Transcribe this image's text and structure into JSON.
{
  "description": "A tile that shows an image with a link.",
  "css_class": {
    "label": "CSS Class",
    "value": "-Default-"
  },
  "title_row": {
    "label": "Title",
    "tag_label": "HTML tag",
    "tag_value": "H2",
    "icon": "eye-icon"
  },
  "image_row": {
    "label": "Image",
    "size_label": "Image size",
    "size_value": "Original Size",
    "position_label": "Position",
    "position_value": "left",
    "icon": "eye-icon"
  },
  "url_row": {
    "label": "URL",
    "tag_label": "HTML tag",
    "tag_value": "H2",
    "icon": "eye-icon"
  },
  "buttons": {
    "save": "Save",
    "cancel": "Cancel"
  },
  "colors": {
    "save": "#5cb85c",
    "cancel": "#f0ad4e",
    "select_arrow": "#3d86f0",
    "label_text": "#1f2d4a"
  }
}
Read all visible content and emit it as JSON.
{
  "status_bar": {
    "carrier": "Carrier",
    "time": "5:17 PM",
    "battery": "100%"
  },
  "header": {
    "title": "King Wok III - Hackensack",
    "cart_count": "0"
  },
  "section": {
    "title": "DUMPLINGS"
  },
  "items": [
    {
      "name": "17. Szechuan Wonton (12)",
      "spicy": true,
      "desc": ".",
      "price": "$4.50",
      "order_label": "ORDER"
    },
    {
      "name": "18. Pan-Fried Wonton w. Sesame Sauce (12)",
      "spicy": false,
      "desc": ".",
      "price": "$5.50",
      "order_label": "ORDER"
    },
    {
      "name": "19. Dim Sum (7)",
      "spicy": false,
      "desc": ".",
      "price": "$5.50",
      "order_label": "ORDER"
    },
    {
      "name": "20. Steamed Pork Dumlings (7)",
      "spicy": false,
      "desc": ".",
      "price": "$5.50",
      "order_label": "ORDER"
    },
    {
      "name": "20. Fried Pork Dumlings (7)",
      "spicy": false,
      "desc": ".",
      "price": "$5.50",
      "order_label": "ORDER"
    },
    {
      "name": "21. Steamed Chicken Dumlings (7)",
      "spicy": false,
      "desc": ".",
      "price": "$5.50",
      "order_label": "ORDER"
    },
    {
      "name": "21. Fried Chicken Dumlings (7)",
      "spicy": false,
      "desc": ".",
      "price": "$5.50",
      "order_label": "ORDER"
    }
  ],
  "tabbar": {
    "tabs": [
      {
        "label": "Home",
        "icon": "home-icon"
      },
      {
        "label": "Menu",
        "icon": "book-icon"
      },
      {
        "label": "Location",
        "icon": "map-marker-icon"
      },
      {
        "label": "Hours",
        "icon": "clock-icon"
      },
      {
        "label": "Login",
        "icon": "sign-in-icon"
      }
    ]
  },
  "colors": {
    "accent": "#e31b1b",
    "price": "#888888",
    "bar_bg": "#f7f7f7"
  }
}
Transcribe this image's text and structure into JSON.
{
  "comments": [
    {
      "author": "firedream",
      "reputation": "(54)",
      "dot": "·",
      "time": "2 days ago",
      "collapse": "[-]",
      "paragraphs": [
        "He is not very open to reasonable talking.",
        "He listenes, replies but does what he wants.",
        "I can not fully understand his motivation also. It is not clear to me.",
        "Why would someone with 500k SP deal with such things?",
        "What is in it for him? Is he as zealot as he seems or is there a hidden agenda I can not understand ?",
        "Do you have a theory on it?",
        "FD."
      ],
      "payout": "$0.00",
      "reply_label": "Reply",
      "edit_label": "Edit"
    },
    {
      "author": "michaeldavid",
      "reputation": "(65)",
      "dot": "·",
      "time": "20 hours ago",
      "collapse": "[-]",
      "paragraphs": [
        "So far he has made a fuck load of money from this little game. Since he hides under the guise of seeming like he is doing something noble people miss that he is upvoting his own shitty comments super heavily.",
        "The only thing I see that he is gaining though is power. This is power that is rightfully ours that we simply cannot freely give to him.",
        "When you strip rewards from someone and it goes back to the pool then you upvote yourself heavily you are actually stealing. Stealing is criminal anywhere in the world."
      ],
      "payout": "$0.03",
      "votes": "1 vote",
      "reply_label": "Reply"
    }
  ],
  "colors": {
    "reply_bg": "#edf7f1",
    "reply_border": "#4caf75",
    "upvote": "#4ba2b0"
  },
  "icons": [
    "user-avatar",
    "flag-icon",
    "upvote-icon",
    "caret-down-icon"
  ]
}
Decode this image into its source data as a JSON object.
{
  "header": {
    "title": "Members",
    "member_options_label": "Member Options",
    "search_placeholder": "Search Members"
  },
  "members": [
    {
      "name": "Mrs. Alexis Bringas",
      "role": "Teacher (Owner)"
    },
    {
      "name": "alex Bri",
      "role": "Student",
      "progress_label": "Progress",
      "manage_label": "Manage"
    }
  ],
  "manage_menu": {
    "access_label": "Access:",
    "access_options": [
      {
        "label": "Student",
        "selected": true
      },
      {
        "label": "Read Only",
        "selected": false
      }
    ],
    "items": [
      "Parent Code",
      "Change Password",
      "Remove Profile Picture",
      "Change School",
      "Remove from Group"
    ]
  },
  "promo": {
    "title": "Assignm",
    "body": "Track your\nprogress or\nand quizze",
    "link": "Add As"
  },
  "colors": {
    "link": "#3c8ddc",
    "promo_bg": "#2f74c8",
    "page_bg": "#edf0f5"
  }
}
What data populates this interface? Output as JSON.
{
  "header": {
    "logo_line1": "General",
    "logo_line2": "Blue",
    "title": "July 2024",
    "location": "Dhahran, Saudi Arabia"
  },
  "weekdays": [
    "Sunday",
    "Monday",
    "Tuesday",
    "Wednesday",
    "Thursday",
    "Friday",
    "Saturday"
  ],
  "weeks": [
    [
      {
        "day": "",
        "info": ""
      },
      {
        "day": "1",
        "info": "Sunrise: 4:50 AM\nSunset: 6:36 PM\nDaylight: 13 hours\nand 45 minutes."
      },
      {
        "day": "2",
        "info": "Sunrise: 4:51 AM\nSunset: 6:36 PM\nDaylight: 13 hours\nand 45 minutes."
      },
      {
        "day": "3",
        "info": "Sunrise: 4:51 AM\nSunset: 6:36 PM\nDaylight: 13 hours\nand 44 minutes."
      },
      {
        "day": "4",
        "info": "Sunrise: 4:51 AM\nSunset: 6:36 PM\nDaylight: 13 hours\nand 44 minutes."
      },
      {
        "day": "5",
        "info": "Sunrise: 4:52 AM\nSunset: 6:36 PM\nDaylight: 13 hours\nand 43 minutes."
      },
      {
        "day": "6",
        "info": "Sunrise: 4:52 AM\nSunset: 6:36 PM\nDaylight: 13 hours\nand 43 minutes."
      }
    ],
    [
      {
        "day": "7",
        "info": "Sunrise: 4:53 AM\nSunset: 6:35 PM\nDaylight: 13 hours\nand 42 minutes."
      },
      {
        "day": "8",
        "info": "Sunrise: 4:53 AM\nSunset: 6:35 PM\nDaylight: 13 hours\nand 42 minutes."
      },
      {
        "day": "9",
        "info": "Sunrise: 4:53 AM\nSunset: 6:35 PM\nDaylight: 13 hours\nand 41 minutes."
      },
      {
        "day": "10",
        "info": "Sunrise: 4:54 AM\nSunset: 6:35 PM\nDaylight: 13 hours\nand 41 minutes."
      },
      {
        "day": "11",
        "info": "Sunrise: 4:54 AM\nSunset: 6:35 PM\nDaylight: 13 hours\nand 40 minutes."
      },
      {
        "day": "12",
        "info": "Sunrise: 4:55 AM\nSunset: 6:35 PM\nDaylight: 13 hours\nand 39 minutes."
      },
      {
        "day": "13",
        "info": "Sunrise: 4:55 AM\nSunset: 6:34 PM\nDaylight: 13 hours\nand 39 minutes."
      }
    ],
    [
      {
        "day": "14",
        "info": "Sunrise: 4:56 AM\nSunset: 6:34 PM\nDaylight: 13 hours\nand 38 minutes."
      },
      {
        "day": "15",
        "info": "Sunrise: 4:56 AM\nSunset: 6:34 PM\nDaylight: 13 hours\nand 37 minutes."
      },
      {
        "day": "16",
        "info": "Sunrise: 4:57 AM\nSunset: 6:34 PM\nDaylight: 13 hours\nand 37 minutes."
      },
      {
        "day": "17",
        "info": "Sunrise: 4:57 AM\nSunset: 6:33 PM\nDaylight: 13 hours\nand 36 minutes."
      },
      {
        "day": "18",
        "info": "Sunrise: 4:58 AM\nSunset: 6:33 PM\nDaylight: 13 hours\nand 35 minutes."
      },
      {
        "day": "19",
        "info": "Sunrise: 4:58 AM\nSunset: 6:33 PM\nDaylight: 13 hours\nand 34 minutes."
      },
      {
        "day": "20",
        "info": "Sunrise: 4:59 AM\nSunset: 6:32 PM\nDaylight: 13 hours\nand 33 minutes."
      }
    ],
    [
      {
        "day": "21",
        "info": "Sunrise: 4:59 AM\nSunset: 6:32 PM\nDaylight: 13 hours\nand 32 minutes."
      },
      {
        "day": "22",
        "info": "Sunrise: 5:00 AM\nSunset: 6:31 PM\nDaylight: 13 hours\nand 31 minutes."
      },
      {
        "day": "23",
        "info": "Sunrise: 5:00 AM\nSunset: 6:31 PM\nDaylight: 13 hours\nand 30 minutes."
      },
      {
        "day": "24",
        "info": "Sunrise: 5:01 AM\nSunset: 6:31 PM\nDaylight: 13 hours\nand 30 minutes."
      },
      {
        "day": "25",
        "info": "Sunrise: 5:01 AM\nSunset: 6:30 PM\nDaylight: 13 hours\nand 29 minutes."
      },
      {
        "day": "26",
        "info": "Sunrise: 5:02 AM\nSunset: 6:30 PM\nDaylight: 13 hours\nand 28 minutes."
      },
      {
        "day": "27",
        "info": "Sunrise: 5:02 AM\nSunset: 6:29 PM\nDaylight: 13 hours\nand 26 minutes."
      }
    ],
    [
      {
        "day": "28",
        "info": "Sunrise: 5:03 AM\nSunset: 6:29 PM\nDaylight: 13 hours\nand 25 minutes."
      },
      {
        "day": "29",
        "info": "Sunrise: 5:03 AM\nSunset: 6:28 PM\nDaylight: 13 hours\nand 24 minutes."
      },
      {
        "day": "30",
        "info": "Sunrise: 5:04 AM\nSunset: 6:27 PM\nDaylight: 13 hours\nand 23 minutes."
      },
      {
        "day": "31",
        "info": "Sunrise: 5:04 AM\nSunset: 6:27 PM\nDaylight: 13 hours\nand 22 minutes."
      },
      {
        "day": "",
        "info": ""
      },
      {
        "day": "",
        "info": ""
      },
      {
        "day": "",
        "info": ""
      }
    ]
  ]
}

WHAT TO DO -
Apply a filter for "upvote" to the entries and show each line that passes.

SOLVED PROBLEM -
        "When you strip rewards from someone and it goes back to the pool then you upvote yourself heavily you are actually stealing. Stealing is criminal anywhere in the world."
    "upvote": "#4ba2b0"
    "upvote-icon",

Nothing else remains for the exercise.